┌────────

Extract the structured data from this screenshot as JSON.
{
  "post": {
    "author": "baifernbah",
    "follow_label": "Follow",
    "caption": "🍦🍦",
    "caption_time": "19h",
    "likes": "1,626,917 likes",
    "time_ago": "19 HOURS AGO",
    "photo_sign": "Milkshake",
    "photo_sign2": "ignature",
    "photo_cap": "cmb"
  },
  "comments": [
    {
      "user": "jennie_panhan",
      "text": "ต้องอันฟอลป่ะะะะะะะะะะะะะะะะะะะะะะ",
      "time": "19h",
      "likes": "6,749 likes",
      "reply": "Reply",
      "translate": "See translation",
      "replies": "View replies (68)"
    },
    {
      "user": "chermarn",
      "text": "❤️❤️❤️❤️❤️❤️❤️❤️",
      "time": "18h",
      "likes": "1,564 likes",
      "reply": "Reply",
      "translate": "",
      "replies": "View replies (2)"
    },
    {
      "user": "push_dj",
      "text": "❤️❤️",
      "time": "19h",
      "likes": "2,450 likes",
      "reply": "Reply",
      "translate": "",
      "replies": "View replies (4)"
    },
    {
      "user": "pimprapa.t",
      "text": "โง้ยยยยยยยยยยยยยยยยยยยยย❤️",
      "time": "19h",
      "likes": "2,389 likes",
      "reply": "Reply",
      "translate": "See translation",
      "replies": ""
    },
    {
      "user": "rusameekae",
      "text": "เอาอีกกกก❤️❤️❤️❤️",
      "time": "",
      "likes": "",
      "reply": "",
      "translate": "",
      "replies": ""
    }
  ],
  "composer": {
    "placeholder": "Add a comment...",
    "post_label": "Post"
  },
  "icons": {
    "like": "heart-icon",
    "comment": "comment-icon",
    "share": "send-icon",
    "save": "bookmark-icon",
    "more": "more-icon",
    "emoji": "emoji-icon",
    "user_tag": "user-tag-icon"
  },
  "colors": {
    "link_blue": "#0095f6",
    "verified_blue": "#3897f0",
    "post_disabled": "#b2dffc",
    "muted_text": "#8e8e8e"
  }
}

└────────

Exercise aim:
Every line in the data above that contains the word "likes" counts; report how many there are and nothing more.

Result of this task:
6